Campaign Lake Simcoe has released its response to Amendment 1 of the province’s Growth Plan. The title, Continuing to Promote Sprawl in Simcoe County, is a pretty clear indication of their position.
The organization argues that the province’s proposed Amendment still leaves natural and agricultural areas vulnerable to “very large development projects” that enables further sprawl, contradicts the province’s own Growth Plan and runs counter to the wishes of Simcoe County residents. An Environics poll states, “91% of people say that the Greenbelt should not only be protected, but it should be expanded to bring in more farmland and natural heritage lands and protect it from further growth and development.”
The Coalition supports the Amendment’s proposal to shift population growth toward communities further north to avoid contributing more commuter traffic to highway 400.
I attended the Open House discussion regarding the Inspiring Innisfil strategic plan. It gave me an opportunity to hear the views of a local farm owner who described some of the difficulties they face:
He pointed out that most of the farmland in Innisfil appears to already be owned by developers who rent it out to the remaining farmers. (The number of billboards in farm fields suggest he’s right). Except that developers prefer to rent land for a limited period, such as 5 or 6 years. Unfortunately, this does not fit with the needs of farmers who have to plan investments in costly machinery over a longer period such as 10 years. This is one way that agriculture is gradually eased out of an area regardless of zoning or local planning. I had already overheard some conversation several years ago that local farmers were becoming discouraged about staying in this area. I doubt the situation has improved.
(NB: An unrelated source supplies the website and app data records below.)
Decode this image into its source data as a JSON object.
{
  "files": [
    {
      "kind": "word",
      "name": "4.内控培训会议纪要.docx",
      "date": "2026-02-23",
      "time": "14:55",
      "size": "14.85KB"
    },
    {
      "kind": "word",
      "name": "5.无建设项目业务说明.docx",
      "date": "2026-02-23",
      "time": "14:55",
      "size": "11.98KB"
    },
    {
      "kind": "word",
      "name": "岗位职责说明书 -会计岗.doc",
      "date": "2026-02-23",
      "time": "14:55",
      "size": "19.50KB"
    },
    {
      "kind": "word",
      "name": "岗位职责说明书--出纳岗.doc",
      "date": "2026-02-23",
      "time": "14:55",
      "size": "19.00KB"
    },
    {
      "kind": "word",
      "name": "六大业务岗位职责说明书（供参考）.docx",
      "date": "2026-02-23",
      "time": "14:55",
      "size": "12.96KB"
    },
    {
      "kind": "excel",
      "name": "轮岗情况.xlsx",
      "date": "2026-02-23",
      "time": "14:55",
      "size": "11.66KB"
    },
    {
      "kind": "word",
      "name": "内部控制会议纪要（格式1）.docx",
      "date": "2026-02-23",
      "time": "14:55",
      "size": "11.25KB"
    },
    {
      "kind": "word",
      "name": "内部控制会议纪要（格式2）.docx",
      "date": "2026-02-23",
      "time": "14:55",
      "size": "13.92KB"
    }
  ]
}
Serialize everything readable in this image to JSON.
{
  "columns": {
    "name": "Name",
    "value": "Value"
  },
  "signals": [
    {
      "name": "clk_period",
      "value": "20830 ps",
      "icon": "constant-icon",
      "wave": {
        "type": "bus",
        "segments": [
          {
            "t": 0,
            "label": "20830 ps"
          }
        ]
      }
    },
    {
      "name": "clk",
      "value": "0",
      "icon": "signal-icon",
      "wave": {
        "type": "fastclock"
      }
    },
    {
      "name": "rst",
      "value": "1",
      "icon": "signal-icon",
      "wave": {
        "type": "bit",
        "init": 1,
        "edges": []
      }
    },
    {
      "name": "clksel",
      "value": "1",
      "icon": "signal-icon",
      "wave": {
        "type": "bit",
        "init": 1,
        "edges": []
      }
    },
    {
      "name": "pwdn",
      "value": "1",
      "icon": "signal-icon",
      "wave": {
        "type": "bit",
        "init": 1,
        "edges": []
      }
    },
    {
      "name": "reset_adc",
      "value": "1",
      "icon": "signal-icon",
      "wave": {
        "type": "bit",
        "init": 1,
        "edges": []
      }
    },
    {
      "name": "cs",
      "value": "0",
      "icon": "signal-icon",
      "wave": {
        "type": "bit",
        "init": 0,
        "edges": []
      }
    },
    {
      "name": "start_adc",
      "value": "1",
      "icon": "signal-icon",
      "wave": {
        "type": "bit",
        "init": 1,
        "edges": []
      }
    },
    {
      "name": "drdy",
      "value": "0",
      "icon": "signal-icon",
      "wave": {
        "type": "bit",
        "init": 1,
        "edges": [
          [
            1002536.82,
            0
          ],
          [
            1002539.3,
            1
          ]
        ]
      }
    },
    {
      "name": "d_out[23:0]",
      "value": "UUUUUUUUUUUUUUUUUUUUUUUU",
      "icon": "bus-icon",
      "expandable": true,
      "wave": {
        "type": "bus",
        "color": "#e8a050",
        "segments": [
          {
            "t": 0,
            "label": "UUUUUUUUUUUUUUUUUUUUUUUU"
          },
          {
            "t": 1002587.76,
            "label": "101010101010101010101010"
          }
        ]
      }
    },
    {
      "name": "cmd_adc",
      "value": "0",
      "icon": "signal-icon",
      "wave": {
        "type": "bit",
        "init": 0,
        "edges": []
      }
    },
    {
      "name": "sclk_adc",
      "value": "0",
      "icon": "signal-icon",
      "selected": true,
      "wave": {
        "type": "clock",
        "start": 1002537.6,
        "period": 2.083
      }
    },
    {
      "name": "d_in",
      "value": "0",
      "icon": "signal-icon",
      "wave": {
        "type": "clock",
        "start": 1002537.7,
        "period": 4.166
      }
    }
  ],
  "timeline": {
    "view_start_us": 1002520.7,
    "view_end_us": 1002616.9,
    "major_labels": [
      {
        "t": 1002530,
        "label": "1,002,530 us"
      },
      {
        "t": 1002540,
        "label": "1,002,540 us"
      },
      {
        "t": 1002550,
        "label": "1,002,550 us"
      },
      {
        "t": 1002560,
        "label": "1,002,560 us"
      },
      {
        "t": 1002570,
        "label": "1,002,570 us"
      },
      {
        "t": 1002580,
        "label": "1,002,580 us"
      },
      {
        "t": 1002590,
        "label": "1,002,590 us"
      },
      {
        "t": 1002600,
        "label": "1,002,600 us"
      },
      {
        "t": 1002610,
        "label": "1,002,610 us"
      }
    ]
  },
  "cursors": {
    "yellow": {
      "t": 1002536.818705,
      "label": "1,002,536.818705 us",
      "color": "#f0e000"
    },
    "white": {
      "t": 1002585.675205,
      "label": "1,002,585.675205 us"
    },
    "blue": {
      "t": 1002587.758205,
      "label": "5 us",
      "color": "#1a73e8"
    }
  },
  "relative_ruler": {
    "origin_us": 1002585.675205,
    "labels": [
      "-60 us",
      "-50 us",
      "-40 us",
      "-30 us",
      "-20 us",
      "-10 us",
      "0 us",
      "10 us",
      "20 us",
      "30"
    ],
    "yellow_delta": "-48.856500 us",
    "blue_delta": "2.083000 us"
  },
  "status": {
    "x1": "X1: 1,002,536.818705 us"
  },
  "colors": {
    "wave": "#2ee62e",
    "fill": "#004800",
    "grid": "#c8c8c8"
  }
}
He also noted that some of the people who support local food and agriculture in principle tend to be more critical when faced with the reality of an operating farm as a neighbour. He cited complaints about things like spraying and had even had someone complain about his livestock being outside on a winter day. I can attest to some seasonal ‘aromas’ but as far as I’m concerned, it comes with the territory. Increased traffic on local roads makes it more dangerous and inconvenient for farmers to move their machinery and equipment from one field to another. Commuting drivers can be very impatient, and unsympathetic, with tractors on the road.
Some of the solutions to make farming more viable can be problematic too. One strategy is to encourage farm-gate enterprises but this also involves the added burden of strict food processing regulation and inspections. This is an administrative and financial hurdle that farmers are not well suited to cope with.
Farmers have traditionally opposed greenbelt legislation as an infringement that prevents them from retiring comfortably from the proceeds of their largest asset, their land. But greenbelt legislation would be an effective way to get developers to relinquish the agricultural land they’re already holding.
I can think of a couple of possible alternatives to greenbelt legislation. One would be the creation of an Agricultural Land Trust. This could be formed by a number of stakeholders including the farmers themselves. The idea would be to buy farmland as it comes on the market, holding it in trust, and renting it to new or existing farmers on reasonable terms. It could potentially give farmers a greater say in the use of larger tracts of land. Perhaps it would enable planning of new agri-businesses and agri-tourism. The announcement of the sale of Cookstown Greens seems to be an ideal property for Trust ownership. Currently the property grows specialty vegetables for the Toronto restaurant market. The owner has suggested there’s potential to develop an on-site restaurant, cooking school or other food-related enterprises.
If the greenbelt or a land trust are not options, then what? Can legislation be created to bar developers from buying land that is not already zoned for residential or commercial development? That seems to be the only other definitive alternative to keep rural land in agricultural production.